*PROBLEM STATEMENT*
Line by line, check the data for the string "Basic" and state how many lines have it, nothing more.

*MATERIAL PROVIDED*

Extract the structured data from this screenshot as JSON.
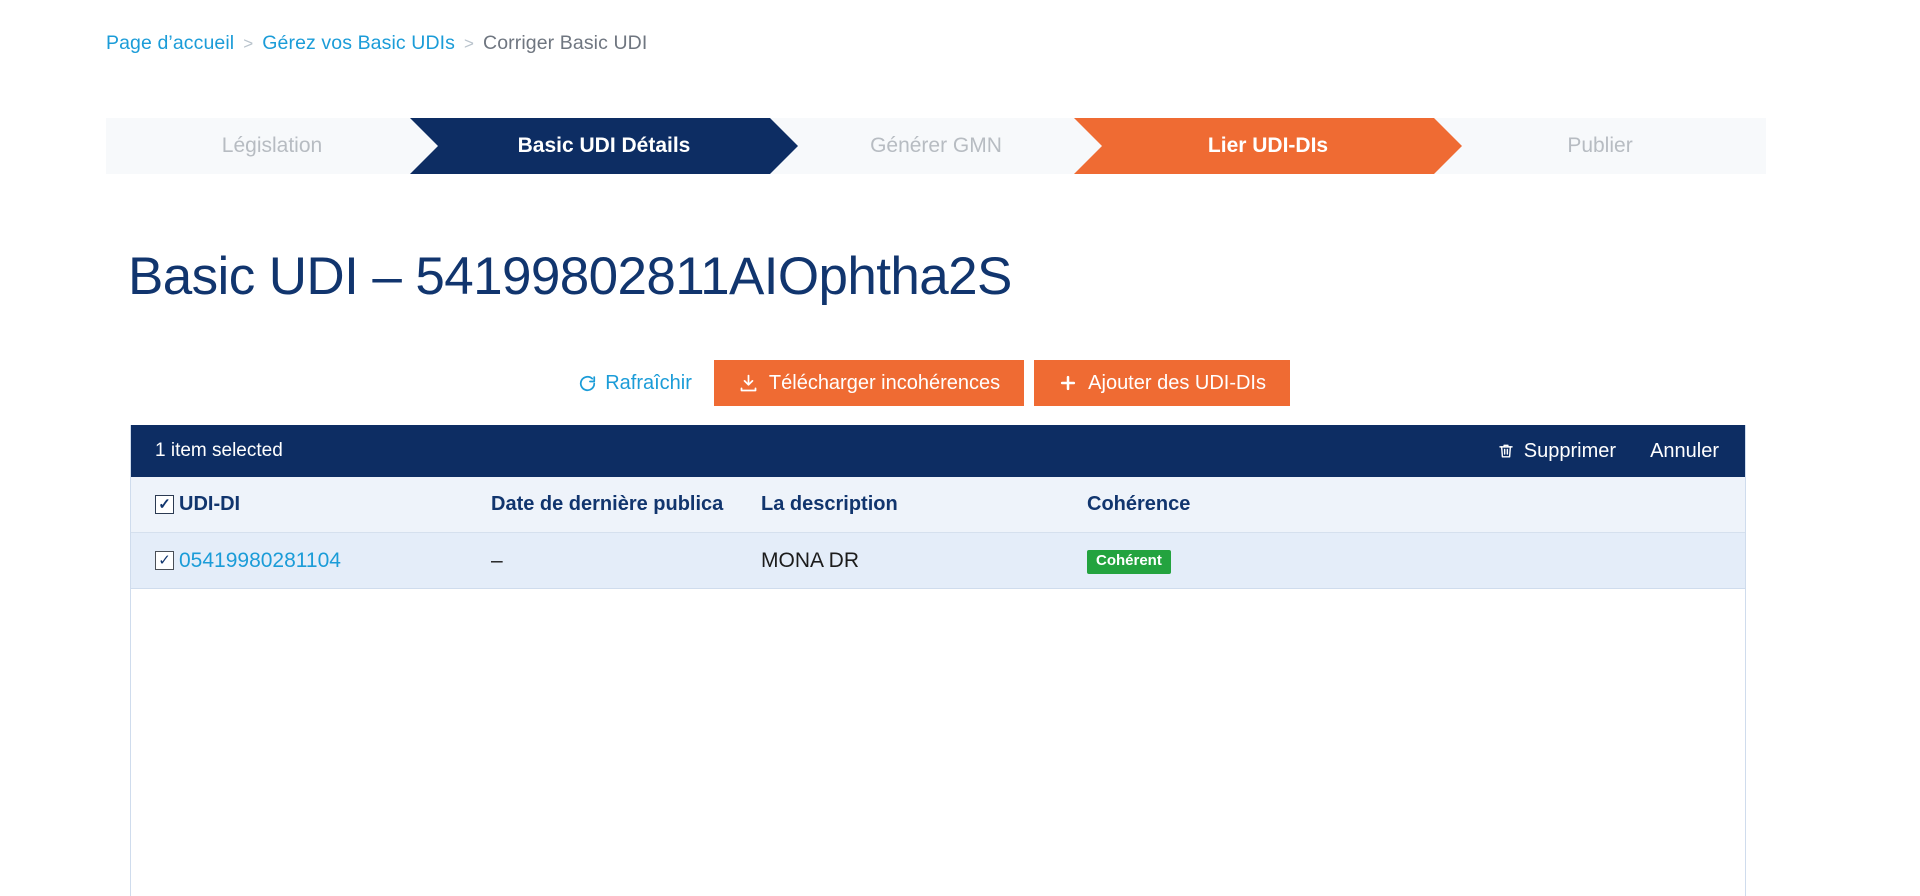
{
  "breadcrumb": {
    "items": [
      {
        "label": "Page d’accueil",
        "type": "link"
      },
      {
        "label": "Gérez vos Basic UDIs",
        "type": "link"
      },
      {
        "label": "Corriger Basic UDI",
        "type": "current"
      }
    ],
    "separator": "›"
  },
  "stepper": {
    "steps": [
      {
        "label": "Législation",
        "state": "inactive"
      },
      {
        "label": "Basic UDI Détails",
        "state": "done",
        "color": "#0d2d63"
      },
      {
        "label": "Générer GMN",
        "state": "inactive"
      },
      {
        "label": "Lier UDI-DIs",
        "state": "active",
        "color": "#ef6b33"
      },
      {
        "label": "Publier",
        "state": "inactive"
      }
    ]
  },
  "page": {
    "title": "Basic UDI – 54199802811AIOphtha2S"
  },
  "toolbar": {
    "refresh_label": "Rafraîchir",
    "refresh_icon": "refresh-icon",
    "download_label": "Télécharger incohérences",
    "download_icon": "download-icon",
    "add_label": "Ajouter des UDI-DIs",
    "add_icon": "plus-icon",
    "accent_color": "#ef6b33",
    "link_color": "#1b9cd8"
  },
  "selection_bar": {
    "status": "1 item selected",
    "delete_label": "Supprimer",
    "delete_icon": "trash-icon",
    "cancel_label": "Annuler",
    "background": "#0d2d63"
  },
  "table": {
    "select_all_checked": true,
    "columns": [
      {
        "key": "udi",
        "label": "UDI-DI"
      },
      {
        "key": "date",
        "label": "Date de dernière publica"
      },
      {
        "key": "description",
        "label": "La description"
      },
      {
        "key": "coherence",
        "label": "Cohérence"
      }
    ],
    "rows": [
      {
        "checked": true,
        "udi": "05419980281104",
        "date": "–",
        "description": "MONA DR",
        "coherence": "Cohérent",
        "coherence_color": "#23a33f"
      }
    ]
  },
  "icons": {
    "check_mark": "✓"
  }
}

*RESULT*
4